Given entries Start Marker
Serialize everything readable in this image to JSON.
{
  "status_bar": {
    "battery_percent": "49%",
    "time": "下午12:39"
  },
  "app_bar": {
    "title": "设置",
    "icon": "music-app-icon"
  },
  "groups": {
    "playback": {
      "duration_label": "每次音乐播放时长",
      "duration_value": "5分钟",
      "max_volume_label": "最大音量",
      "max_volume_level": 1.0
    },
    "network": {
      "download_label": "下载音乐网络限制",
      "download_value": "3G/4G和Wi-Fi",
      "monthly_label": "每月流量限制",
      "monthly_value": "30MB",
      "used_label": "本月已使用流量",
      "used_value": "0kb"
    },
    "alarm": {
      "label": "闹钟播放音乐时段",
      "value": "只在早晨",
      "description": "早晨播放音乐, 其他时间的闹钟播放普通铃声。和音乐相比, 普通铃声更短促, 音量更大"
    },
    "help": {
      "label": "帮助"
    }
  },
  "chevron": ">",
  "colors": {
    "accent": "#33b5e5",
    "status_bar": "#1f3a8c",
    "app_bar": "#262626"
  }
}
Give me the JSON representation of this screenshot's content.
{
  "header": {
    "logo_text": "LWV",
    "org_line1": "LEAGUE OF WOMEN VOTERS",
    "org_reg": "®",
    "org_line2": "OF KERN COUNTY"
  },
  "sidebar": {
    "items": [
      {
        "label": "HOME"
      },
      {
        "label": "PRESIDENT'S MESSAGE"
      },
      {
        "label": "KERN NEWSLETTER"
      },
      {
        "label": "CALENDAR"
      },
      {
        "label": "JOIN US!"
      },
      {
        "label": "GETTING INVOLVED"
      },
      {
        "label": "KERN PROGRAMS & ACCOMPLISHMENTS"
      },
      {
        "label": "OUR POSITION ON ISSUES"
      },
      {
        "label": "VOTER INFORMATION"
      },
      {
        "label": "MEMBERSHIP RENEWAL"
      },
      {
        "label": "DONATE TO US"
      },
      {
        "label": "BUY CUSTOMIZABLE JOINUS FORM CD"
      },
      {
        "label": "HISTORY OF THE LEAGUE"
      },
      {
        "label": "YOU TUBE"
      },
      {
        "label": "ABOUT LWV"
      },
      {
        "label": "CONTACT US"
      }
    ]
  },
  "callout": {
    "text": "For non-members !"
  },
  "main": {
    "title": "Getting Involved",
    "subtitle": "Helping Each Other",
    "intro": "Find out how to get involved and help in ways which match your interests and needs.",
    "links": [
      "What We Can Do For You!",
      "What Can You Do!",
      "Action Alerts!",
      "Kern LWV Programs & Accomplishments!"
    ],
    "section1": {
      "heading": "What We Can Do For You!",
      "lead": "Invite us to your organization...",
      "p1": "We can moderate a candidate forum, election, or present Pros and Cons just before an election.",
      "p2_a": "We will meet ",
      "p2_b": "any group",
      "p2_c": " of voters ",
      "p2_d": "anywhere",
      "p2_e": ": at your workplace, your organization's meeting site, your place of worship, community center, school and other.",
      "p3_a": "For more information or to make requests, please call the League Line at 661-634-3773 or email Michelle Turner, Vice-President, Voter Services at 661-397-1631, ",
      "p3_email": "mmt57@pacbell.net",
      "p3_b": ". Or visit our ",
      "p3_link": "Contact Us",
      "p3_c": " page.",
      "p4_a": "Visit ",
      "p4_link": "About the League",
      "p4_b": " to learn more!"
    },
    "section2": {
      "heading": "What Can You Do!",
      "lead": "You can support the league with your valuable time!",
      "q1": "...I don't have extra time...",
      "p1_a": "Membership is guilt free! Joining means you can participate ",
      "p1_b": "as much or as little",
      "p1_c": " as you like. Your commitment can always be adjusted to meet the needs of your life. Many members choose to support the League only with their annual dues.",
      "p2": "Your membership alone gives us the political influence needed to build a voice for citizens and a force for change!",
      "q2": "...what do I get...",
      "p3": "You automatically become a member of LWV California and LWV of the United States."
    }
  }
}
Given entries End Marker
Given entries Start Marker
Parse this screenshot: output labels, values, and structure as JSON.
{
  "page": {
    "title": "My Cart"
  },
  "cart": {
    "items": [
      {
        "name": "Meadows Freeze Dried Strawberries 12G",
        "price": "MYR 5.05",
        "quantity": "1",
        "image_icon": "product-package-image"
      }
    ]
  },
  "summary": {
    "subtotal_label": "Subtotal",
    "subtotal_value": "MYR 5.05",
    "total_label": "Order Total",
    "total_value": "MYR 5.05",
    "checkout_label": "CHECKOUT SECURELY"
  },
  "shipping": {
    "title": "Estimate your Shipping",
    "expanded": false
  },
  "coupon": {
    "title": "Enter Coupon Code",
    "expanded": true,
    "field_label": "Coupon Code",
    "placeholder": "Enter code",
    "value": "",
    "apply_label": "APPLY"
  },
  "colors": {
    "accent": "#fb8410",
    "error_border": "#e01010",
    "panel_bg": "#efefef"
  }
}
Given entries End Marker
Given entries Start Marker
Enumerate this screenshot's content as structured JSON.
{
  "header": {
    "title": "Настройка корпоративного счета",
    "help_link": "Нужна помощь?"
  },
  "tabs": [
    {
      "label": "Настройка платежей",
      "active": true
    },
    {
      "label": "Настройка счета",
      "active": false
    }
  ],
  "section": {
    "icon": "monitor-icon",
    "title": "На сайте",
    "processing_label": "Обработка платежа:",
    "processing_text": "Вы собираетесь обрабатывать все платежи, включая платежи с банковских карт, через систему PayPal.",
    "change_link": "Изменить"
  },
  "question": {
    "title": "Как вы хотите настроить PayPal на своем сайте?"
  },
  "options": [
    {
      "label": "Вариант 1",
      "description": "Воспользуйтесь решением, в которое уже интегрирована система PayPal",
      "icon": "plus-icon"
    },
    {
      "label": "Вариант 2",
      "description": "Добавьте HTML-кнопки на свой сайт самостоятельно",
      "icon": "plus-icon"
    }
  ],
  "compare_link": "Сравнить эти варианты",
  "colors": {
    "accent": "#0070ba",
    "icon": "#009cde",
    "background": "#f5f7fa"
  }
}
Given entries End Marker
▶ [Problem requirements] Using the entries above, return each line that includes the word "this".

▶ [Your response]
Serialize everything readable in this image to JSON.
Give me the JSON representation of this screenshot's content.
Parse this screenshot: output labels, values, and structure as JSON.
Enumerate this screenshot's content as structured JSON.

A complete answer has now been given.